ACTION ITEM:
Please retype the data in full and exactly; the pictures are not part of the copy.

SOURCE RECORDS:
###

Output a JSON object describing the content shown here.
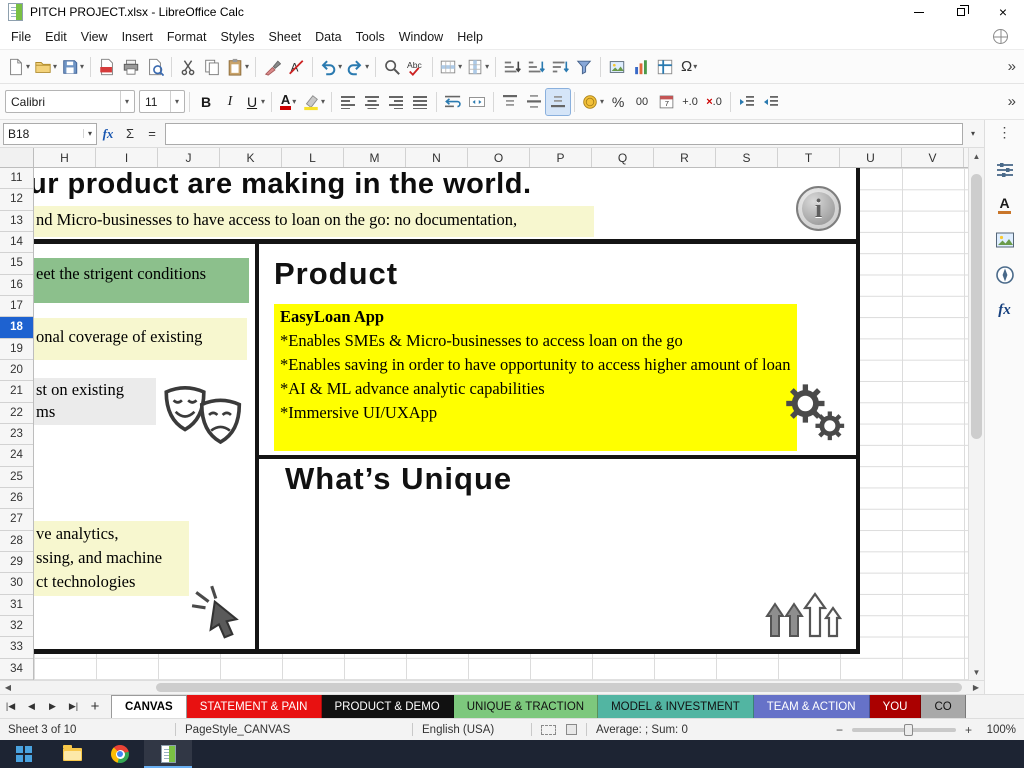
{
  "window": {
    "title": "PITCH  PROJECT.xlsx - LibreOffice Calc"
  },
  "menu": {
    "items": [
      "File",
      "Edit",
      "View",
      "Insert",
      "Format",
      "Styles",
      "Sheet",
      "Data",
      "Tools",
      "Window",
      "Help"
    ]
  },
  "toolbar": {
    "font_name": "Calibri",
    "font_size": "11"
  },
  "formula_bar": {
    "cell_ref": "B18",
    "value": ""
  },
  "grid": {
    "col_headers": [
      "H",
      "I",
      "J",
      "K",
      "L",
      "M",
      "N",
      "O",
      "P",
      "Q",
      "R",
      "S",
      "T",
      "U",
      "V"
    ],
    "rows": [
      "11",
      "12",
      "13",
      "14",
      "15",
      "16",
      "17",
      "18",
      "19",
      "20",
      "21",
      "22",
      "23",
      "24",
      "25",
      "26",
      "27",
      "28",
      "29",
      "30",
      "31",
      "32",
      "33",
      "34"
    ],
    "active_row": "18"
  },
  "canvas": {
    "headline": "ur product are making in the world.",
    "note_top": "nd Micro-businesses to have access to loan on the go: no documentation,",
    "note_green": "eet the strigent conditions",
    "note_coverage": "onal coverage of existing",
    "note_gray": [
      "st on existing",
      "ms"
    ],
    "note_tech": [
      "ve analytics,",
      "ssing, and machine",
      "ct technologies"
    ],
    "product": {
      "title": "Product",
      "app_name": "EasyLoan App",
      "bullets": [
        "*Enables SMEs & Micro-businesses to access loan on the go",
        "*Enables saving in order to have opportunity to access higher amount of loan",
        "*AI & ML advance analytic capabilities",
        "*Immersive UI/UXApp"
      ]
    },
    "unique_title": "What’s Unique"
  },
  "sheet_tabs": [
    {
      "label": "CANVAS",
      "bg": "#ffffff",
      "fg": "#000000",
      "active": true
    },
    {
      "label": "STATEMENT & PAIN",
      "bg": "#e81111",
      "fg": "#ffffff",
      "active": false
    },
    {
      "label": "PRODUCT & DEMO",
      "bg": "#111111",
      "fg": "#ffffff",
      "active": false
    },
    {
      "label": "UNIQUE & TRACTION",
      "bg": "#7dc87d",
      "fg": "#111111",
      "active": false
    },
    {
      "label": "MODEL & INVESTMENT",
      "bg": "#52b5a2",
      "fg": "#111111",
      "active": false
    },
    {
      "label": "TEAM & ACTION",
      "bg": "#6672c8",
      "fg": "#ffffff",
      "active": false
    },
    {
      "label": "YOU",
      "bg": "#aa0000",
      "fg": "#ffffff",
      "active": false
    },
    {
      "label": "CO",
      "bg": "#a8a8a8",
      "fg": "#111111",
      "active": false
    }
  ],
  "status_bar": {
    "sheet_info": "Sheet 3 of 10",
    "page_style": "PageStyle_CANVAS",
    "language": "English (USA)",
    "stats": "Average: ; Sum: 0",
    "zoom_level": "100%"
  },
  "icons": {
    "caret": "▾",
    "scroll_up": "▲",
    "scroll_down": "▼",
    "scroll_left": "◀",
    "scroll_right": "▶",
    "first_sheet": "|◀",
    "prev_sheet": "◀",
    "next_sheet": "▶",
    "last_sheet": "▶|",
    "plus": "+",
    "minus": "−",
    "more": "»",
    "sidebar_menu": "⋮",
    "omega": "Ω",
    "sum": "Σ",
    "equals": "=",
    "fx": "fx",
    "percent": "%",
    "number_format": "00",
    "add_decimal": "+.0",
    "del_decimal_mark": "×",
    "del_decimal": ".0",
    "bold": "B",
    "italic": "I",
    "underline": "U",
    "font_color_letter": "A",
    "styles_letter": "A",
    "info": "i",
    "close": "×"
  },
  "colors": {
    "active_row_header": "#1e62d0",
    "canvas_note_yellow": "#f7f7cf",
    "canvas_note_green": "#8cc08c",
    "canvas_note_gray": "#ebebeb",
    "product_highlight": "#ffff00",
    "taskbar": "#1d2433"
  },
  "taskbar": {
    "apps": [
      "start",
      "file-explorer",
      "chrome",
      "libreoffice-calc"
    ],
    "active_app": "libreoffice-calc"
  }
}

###

ANSWER FOR THE TASK:
Output a JSON object describing the content shown here.
{
  "window": {
    "title": "PITCH  PROJECT.xlsx - LibreOffice Calc"
  },
  "menu": {
    "items": [
      "File",
      "Edit",
      "View",
      "Insert",
      "Format",
      "Styles",
      "Sheet",
      "Data",
      "Tools",
      "Window",
      "Help"
    ]
  },
  "toolbar": {
    "font_name": "Calibri",
    "font_size": "11"
  },
  "formula_bar": {
    "cell_ref": "B18",
    "value": ""
  },
  "grid": {
    "col_headers": [
      "H",
      "I",
      "J",
      "K",
      "L",
      "M",
      "N",
      "O",
      "P",
      "Q",
      "R",
      "S",
      "T",
      "U",
      "V"
    ],
    "rows": [
      "11",
      "12",
      "13",
      "14",
      "15",
      "16",
      "17",
      "18",
      "19",
      "20",
      "21",
      "22",
      "23",
      "24",
      "25",
      "26",
      "27",
      "28",
      "29",
      "30",
      "31",
      "32",
      "33",
      "34"
    ],
    "active_row": "18"
  },
  "canvas": {
    "headline": "ur product are making in the world.",
    "note_top": "nd Micro-businesses to have access to loan on the go: no documentation,",
    "note_green": "eet the strigent conditions",
    "note_coverage": "onal coverage of existing",
    "note_gray": [
      "st on existing",
      "ms"
    ],
    "note_tech": [
      "ve analytics,",
      "ssing, and machine",
      "ct technologies"
    ],
    "product": {
      "title": "Product",
      "app_name": "EasyLoan App",
      "bullets": [
        "*Enables SMEs & Micro-businesses to access loan on the go",
        "*Enables saving in order to have opportunity to access higher amount of loan",
        "*AI & ML advance analytic capabilities",
        "*Immersive UI/UXApp"
      ]
    },
    "unique_title": "What’s Unique"
  },
  "sheet_tabs": [
    {
      "label": "CANVAS",
      "bg": "#ffffff",
      "fg": "#000000",
      "active": true
    },
    {
      "label": "STATEMENT & PAIN",
      "bg": "#e81111",
      "fg": "#ffffff",
      "active": false
    },
    {
      "label": "PRODUCT & DEMO",
      "bg": "#111111",
      "fg": "#ffffff",
      "active": false
    },
    {
      "label": "UNIQUE & TRACTION",
      "bg": "#7dc87d",
      "fg": "#111111",
      "active": false
    },
    {
      "label": "MODEL & INVESTMENT",
      "bg": "#52b5a2",
      "fg": "#111111",
      "active": false
    },
    {
      "label": "TEAM & ACTION",
      "bg": "#6672c8",
      "fg": "#ffffff",
      "active": false
    },
    {
      "label": "YOU",
      "bg": "#aa0000",
      "fg": "#ffffff",
      "active": false
    },
    {
      "label": "CO",
      "bg": "#a8a8a8",
      "fg": "#111111",
      "active": false
    }
  ],
  "status_bar": {
    "sheet_info": "Sheet 3 of 10",
    "page_style": "PageStyle_CANVAS",
    "language": "English (USA)",
    "stats": "Average: ; Sum: 0",
    "zoom_level": "100%"
  },
  "icons": {
    "caret": "▾",
    "scroll_up": "▲",
    "scroll_down": "▼",
    "scroll_left": "◀",
    "scroll_right": "▶",
    "first_sheet": "|◀",
    "prev_sheet": "◀",
    "next_sheet": "▶",
    "last_sheet": "▶|",
    "plus": "+",
    "minus": "−",
    "more": "»",
    "sidebar_menu": "⋮",
    "omega": "Ω",
    "sum": "Σ",
    "equals": "=",
    "fx": "fx",
    "percent": "%",
    "number_format": "00",
    "add_decimal": "+.0",
    "del_decimal_mark": "×",
    "del_decimal": ".0",
    "bold": "B",
    "italic": "I",
    "underline": "U",
    "font_color_letter": "A",
    "styles_letter": "A",
    "info": "i",
    "close": "×"
  },
  "colors": {
    "active_row_header": "#1e62d0",
    "canvas_note_yellow": "#f7f7cf",
    "canvas_note_green": "#8cc08c",
    "canvas_note_gray": "#ebebeb",
    "product_highlight": "#ffff00",
    "taskbar": "#1d2433"
  },
  "taskbar": {
    "apps": [
      "start",
      "file-explorer",
      "chrome",
      "libreoffice-calc"
    ],
    "active_app": "libreoffice-calc"
  }
}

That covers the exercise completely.